> [EXERCISE INSTRUCTIONS]:
Gather every line of the entries that includes the word "subs".

> [AVAILABLE DATA]:
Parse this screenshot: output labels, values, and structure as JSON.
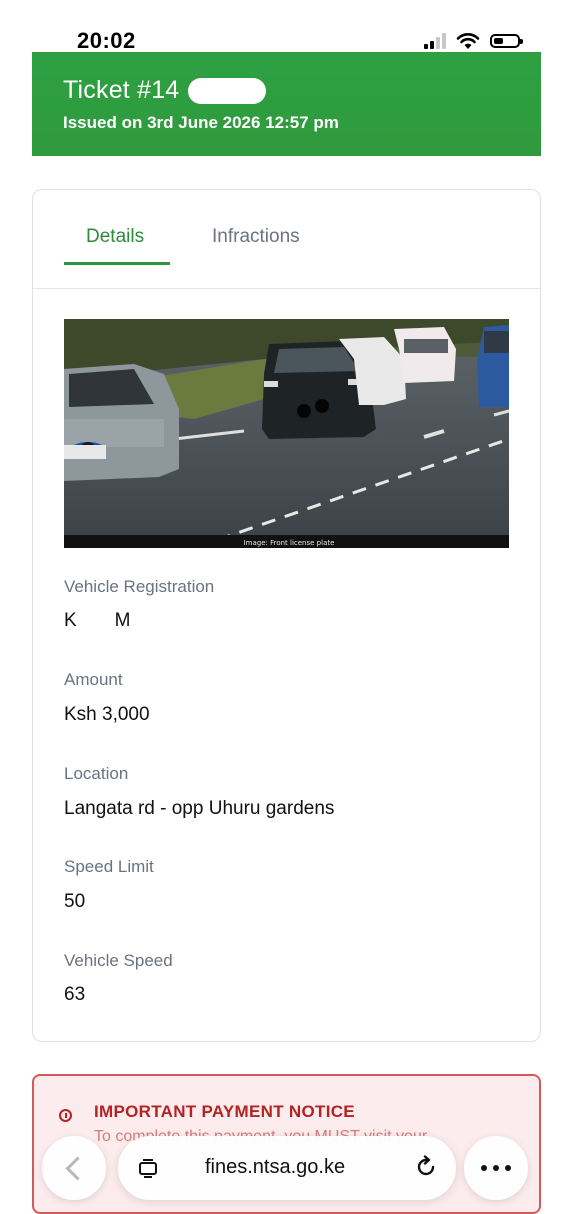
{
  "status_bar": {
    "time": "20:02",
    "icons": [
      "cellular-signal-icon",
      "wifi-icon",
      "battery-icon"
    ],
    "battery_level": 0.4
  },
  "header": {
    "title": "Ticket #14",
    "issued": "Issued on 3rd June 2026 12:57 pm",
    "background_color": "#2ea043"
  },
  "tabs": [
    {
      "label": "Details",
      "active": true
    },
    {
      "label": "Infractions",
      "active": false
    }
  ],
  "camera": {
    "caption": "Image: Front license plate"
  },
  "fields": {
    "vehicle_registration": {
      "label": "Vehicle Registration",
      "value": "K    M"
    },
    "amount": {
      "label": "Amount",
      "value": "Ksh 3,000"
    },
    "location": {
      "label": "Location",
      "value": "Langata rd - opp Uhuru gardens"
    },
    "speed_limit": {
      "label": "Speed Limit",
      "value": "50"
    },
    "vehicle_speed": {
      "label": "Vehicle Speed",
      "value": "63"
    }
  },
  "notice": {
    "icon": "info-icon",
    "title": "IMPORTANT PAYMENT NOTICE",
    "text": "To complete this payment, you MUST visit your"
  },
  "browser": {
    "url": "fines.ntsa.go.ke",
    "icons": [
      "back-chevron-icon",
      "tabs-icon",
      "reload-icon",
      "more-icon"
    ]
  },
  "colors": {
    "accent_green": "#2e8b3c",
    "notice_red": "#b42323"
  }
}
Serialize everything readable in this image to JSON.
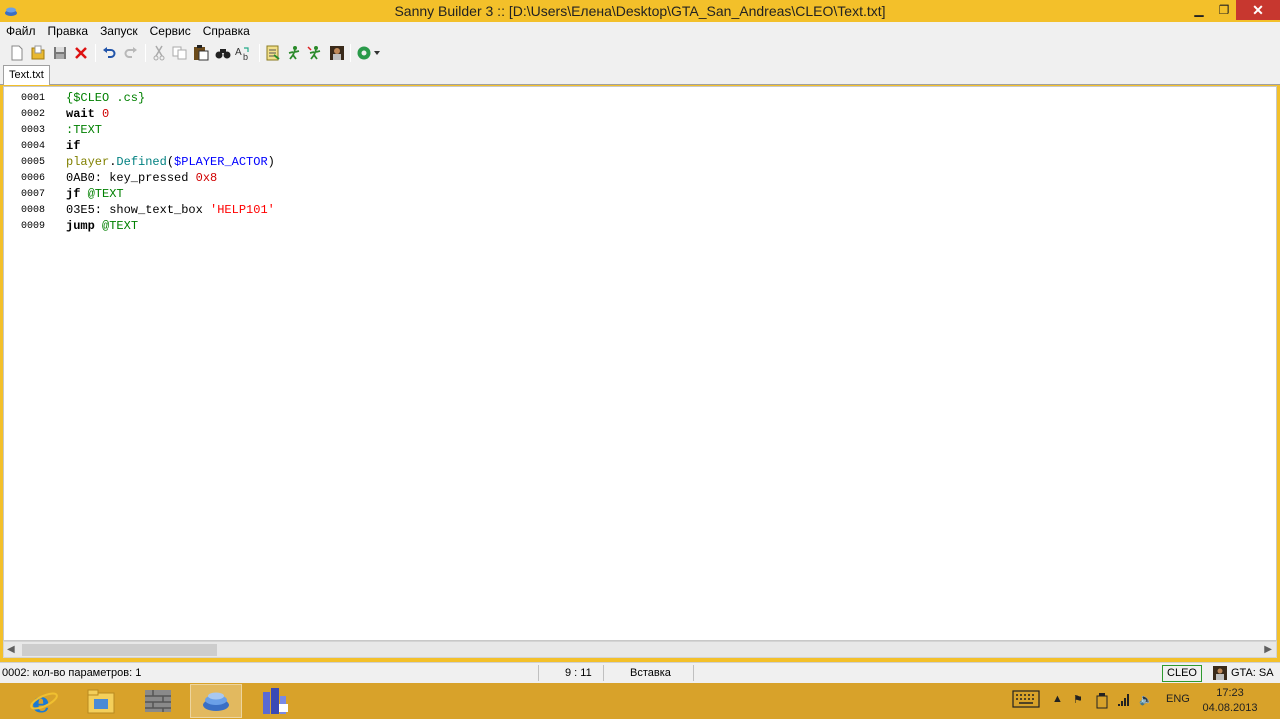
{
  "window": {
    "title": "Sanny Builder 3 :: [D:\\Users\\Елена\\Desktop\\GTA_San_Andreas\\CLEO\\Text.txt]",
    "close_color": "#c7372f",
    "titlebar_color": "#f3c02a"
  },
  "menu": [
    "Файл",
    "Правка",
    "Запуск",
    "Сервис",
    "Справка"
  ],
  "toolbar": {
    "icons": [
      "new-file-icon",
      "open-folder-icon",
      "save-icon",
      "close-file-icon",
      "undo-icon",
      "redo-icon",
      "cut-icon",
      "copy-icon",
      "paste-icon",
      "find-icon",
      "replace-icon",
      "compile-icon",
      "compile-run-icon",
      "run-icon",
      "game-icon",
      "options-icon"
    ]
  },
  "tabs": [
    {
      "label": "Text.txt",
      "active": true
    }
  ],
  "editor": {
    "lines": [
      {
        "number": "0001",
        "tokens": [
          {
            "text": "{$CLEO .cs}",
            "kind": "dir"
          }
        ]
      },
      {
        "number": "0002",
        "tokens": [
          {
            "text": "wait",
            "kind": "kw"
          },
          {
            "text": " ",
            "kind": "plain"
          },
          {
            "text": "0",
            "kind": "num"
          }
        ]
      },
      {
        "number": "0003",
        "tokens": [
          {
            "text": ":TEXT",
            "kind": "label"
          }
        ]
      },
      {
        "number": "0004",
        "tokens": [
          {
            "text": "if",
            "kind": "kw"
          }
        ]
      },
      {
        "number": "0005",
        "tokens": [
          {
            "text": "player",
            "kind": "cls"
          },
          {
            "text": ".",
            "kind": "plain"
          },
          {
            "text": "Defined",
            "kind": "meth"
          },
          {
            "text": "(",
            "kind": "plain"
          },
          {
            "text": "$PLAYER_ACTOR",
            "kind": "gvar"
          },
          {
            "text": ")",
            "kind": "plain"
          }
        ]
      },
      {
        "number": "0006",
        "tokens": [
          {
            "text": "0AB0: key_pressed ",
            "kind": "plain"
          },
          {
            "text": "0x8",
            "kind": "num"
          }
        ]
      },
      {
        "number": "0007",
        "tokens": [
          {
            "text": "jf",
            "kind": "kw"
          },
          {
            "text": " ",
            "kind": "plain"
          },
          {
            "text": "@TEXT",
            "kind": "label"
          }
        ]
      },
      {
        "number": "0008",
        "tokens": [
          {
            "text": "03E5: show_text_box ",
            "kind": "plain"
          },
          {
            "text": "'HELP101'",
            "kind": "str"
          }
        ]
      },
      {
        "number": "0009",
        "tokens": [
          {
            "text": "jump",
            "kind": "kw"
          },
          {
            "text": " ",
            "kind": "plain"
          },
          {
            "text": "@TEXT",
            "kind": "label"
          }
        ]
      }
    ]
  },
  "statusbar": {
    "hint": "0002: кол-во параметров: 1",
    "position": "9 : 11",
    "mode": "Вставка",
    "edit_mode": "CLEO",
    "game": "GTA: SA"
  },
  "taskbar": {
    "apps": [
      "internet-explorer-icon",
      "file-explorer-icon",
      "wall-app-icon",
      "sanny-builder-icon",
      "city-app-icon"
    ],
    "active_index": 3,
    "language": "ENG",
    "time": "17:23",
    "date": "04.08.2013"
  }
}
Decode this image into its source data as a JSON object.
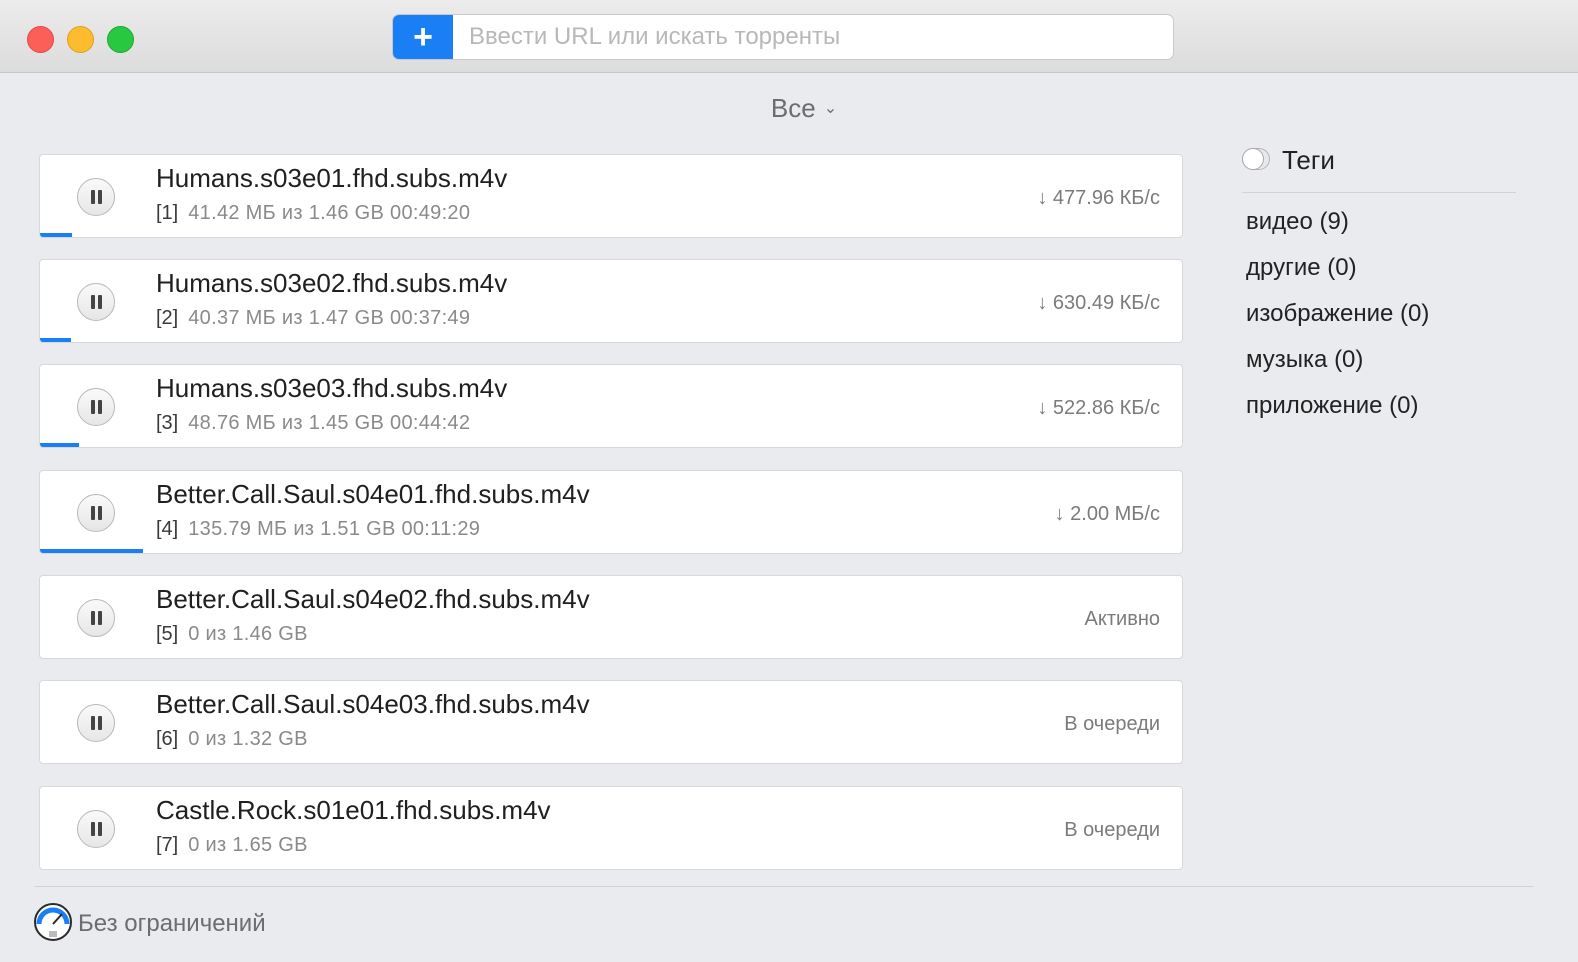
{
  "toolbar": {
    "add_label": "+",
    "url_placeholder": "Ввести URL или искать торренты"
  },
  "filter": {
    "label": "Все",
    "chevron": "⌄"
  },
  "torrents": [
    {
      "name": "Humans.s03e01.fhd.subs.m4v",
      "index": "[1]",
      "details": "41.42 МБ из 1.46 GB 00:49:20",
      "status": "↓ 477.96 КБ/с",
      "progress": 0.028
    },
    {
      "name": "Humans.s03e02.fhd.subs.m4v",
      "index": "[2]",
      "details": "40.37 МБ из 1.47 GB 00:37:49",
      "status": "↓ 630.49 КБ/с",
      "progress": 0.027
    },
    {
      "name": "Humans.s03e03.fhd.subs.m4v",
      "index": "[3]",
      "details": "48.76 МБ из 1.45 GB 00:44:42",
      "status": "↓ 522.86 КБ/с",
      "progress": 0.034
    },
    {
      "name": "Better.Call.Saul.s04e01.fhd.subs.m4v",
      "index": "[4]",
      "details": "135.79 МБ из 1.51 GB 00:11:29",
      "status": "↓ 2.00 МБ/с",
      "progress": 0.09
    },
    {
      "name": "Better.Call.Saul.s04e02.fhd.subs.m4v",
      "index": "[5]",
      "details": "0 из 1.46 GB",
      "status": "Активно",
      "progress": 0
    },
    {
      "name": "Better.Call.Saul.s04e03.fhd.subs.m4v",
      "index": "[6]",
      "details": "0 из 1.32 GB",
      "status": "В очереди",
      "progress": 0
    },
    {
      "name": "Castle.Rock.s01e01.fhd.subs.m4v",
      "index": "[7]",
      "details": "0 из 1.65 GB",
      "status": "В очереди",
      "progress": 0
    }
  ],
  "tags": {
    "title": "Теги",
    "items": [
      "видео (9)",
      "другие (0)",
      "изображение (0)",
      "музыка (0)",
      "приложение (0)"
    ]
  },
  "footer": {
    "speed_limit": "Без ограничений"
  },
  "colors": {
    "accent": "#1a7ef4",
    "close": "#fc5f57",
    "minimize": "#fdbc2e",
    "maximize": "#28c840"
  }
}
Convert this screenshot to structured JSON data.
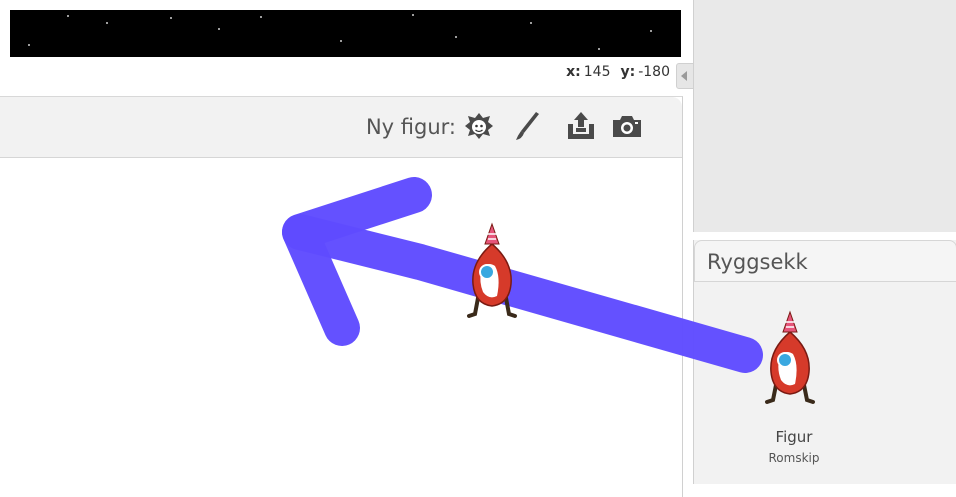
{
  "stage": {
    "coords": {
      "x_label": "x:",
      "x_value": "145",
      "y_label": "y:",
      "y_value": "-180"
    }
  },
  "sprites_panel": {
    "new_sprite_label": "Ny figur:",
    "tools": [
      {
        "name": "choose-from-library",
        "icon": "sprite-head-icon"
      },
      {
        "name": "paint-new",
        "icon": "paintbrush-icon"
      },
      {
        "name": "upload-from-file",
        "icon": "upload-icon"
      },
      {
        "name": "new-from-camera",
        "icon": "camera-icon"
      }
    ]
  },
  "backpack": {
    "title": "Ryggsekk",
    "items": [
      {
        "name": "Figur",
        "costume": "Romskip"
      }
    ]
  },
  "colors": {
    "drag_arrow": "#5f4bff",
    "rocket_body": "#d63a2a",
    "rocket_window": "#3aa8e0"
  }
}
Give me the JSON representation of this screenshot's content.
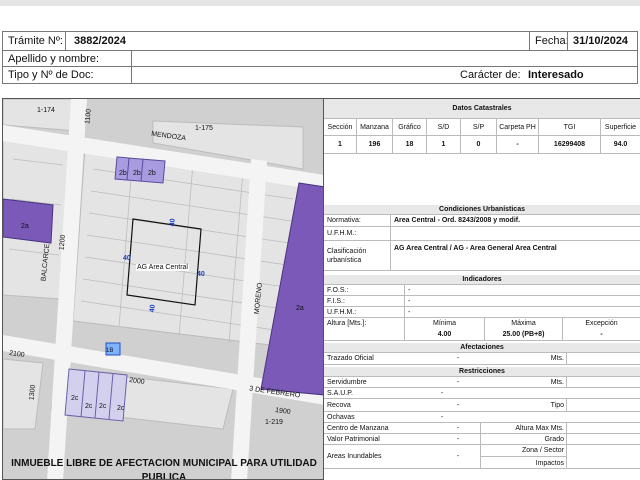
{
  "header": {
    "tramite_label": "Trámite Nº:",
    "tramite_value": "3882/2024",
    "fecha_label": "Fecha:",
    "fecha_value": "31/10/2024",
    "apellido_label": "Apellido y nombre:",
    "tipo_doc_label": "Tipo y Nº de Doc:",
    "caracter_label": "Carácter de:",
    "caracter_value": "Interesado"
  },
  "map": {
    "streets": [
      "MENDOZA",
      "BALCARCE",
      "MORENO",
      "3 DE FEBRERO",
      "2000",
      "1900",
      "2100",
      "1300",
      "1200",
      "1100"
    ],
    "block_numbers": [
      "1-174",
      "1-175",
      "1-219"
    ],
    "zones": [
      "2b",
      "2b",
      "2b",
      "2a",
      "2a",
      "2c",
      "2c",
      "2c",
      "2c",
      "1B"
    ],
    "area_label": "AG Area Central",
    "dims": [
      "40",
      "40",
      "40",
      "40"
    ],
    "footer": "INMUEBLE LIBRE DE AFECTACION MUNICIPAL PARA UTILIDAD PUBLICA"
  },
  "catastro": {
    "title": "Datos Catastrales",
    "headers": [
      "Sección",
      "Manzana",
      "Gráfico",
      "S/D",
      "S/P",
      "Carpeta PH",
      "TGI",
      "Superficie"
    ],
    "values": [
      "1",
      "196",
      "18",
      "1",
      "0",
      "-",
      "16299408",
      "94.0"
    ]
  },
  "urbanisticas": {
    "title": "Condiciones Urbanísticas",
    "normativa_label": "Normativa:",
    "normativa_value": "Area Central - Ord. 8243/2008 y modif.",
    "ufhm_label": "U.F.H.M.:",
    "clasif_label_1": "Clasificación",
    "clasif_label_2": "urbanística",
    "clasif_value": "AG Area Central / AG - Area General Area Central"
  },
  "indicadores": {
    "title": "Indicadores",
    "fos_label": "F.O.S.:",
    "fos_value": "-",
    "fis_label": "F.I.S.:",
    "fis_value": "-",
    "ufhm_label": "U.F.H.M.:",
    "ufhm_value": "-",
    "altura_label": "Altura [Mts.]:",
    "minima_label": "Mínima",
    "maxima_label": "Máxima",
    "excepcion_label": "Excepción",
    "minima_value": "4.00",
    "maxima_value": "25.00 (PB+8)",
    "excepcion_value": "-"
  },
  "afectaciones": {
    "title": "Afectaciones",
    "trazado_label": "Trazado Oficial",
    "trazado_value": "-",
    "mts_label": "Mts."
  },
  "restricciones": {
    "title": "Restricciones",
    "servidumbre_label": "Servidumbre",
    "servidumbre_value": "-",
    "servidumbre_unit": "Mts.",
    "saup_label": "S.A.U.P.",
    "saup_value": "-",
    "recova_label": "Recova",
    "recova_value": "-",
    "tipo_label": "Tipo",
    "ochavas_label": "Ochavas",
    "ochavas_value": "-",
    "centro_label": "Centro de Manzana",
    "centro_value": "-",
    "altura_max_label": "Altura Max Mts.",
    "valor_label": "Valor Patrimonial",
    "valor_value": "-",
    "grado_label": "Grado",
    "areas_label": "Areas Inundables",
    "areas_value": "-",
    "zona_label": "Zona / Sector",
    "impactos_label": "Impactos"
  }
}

> [RESULT]:
      "name": "Humans.s03e01.fhd.subs.m4v",
      "name": "Humans.s03e02.fhd.subs.m4v",
      "name": "Humans.s03e03.fhd.subs.m4v",
      "name": "Better.Call.Saul.s04e01.fhd.subs.m4v",
      "name": "Better.Call.Saul.s04e02.fhd.subs.m4v",
      "name": "Better.Call.Saul.s04e03.fhd.subs.m4v",
      "name": "Castle.Rock.s01e01.fhd.subs.m4v",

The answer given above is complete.